**Content**
The **Natural numbers** consist of the positive integers beginning with the number one, and for each number there is a successor, created by adding one to that value.
However it is also natural to think of the result of taking something away from a collection. This might be sheep or sheckels. If I have four sheep and I give you one sheep, then how many sheep do I have left? At first the idea of taking a large number from a smaller number was simply forbidden as not making any sense, but in the world of commerce this was quickly incorporated into the idea of owing or of having a debt. This led, eventually, to the idea of **negative numbers**, and to the mathematical idea of **subtraction**. Further development involved the idea of the number **zero**, and the entire collection of positive integers, negative integers and zero were referred to as the **Integers** and were represented by the letter **Z** (from the German word for number, Zahl). At this point we have an infinite collection of numbers and two operations, addition and subtraction.
Although the exact history of the evolution of the concept of number to include the operations of multiplication and division will never be known with any certitude, we are able to see the consequences of such operations. Importantly, the operation of division gives rise to a new kind of number, now called a **rational number**. The collection of all rational numbers is represented by the letter **Q** (for quotient). A rational number is defined as the result of dividing one integer by another, where the special case of division by zero is not allowed. Such rational numbers have a number of interesting properties.
**Theorem:** **Between any two rational numbers lies another.**
Proof: Let and be any two rational numbers, where the first number is less than the second. That is, .
Create a new number which is the average of the two numbers.
Then , which is also a rational number since a,b,c, and d are all integers.
It remains to show that .
Multiplying all terms by 2bd gives
which is true since .
This obvious property of the rational numbers is stunning. It is saying that no matter how close together I have two rational numbers, there is always room for another that is between them. In fact it is now easy to see that there are an infinity of such numbers since there are an infinite number of ways of creating such an intermediate number. This is sometimes expressed by saying that the rational numbers are dense on the number line.
**Theorem: There exist numbers that are not rational.**
Proof: Consider a right triangle with sides of length 1. Then the length of the hypotenuse is not a rational number.
This may be proved my contradiction. That is, assume that the length of the hypotenuse is a rational number that has been reduced so there are no common factors:
.
Then .
. That is is an even integer, and thus p is also an even integer. Let it be 2m.
Then , and
Therefore q is also an even integer, contradicting the original assumption. Thus this number (which we symbolize as ) is not a rational number. We call such a number **irrational**. It is relatively easy to show that there are an infinite number of such irrational numbers as well.
**Notation: **Rational numbers may also be expressed using a **decimal notation**. Any such rational number will then have an expression that is either finite (e.g. ) or which repeats in an endless cycle (e.g. ). This leads to the conclusion that if one knows that a number has a nonrepeating decimal expansion then it must be irrational.
**There are an infinite number of easy ways to create an irrational number.** Simply give a rule for writing the denominator that is an infinite nonrepeating number.

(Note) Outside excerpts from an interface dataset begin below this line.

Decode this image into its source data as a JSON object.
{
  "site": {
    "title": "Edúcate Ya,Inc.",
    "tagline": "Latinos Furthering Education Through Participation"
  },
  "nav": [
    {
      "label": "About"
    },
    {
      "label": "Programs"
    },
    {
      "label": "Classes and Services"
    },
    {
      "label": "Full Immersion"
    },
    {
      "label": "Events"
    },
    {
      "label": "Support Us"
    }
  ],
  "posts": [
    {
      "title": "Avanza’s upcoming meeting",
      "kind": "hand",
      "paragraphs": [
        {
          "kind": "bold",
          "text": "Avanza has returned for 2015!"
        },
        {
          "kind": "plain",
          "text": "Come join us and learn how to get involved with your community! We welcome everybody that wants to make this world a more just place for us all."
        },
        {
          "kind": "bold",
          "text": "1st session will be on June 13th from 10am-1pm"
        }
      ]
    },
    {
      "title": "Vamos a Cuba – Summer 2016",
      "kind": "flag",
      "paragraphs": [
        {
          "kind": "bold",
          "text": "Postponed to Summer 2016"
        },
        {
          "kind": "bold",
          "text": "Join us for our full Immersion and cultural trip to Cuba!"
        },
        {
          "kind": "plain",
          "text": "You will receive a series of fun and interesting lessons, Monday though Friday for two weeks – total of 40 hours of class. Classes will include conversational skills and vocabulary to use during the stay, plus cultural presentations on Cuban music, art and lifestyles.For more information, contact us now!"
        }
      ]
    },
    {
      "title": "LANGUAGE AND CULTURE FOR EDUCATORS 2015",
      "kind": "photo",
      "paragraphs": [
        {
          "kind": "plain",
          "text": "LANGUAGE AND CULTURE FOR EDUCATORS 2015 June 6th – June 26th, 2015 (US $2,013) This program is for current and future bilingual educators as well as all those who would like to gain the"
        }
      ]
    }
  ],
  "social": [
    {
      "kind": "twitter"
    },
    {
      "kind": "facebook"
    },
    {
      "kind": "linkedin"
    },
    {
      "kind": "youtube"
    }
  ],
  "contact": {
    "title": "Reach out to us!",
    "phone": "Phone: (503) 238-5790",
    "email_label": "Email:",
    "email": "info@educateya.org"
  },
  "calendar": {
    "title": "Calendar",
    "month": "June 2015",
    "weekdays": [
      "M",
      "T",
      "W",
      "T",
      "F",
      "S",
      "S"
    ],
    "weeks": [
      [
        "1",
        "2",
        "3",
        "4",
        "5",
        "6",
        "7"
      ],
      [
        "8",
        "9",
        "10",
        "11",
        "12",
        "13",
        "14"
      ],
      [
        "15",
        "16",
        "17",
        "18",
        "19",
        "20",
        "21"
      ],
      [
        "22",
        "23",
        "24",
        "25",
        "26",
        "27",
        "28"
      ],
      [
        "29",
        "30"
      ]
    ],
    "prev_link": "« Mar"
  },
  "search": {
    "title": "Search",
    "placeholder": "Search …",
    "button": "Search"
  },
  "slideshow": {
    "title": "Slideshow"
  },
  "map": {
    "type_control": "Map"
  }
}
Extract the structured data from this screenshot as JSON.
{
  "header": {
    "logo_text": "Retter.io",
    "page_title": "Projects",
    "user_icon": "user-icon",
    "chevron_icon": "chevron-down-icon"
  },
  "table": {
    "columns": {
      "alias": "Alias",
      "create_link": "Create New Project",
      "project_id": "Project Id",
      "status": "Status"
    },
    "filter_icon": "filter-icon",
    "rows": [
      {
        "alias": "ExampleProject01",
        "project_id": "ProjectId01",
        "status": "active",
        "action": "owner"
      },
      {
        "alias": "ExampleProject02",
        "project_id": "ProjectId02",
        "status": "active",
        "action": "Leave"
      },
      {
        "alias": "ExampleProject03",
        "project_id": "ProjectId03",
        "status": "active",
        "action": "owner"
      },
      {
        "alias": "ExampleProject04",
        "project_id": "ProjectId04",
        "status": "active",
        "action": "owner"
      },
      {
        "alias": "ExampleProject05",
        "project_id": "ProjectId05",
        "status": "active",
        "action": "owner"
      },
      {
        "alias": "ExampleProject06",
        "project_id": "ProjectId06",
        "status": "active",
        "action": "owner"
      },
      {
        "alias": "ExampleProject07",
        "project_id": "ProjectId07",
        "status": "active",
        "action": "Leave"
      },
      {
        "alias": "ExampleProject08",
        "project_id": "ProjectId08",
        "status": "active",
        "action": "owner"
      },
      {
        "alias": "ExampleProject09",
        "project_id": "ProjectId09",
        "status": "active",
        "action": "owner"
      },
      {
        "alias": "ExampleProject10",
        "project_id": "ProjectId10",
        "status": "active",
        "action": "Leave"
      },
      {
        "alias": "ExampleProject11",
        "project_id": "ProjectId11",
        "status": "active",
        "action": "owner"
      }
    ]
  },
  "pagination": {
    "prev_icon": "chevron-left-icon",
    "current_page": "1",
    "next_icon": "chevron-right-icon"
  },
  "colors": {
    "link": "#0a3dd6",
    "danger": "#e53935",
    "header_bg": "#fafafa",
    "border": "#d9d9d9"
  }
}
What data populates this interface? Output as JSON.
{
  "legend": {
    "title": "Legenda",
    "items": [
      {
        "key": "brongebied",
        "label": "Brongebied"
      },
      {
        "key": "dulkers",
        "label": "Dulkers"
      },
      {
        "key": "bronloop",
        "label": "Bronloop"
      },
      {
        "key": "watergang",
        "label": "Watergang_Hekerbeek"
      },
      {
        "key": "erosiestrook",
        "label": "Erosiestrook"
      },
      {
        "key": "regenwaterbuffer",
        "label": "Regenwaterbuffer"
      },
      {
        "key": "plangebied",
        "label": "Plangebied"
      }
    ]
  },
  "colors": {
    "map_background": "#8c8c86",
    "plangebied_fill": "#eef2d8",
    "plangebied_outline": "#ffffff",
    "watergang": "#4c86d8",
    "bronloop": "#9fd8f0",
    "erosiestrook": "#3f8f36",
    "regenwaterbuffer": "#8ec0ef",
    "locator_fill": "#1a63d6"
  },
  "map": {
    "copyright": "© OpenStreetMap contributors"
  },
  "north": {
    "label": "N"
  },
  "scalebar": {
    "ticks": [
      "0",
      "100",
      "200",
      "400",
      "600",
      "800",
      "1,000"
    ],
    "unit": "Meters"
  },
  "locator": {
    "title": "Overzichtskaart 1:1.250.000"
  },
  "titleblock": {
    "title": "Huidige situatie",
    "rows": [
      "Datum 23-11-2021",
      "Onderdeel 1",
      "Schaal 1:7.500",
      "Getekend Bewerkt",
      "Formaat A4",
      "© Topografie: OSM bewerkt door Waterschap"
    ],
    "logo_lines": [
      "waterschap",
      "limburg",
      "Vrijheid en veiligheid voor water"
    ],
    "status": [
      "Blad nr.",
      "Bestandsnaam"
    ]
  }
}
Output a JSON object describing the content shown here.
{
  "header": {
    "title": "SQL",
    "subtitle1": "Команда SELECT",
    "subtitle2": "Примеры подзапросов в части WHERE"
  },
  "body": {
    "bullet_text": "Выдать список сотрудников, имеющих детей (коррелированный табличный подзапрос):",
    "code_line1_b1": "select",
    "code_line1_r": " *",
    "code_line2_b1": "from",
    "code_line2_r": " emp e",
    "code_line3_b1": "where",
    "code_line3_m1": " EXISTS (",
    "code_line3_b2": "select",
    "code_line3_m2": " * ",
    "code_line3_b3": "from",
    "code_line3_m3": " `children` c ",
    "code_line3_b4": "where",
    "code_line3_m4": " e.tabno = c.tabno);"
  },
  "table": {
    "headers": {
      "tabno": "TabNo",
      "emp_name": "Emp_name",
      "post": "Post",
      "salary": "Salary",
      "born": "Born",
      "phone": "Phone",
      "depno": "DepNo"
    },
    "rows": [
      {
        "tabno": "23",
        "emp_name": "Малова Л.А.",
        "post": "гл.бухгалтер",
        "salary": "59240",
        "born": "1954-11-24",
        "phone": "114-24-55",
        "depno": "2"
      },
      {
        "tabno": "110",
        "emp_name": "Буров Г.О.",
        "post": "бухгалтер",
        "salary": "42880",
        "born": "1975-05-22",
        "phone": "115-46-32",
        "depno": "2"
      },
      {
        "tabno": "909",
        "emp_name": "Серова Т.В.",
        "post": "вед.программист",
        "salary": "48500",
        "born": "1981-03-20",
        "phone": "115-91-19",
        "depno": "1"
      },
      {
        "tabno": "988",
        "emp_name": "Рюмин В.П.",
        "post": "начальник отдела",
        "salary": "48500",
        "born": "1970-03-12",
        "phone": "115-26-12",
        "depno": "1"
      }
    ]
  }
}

The collection of all the rational and irrational numbers are called the **Real numbers**, and are represented by the letter** R**.
The idea of taking the square root of a negative number gives rise to another kind of number, called **imaginary** and to the more general idea of a **complex number**, represented by the letter **C**. Such a number is not positive, since a positive times a positive is still positive, and it is not negative since a negative times a negative is also positive, and it is not zero. Therefore it does not lie on the Real number line. We currently represent this by means of another line that intersects the Real number line at zero.
It is difficult not to become excited by the richness of these number types and of their properties.
End of chapter 1. [p. 28] |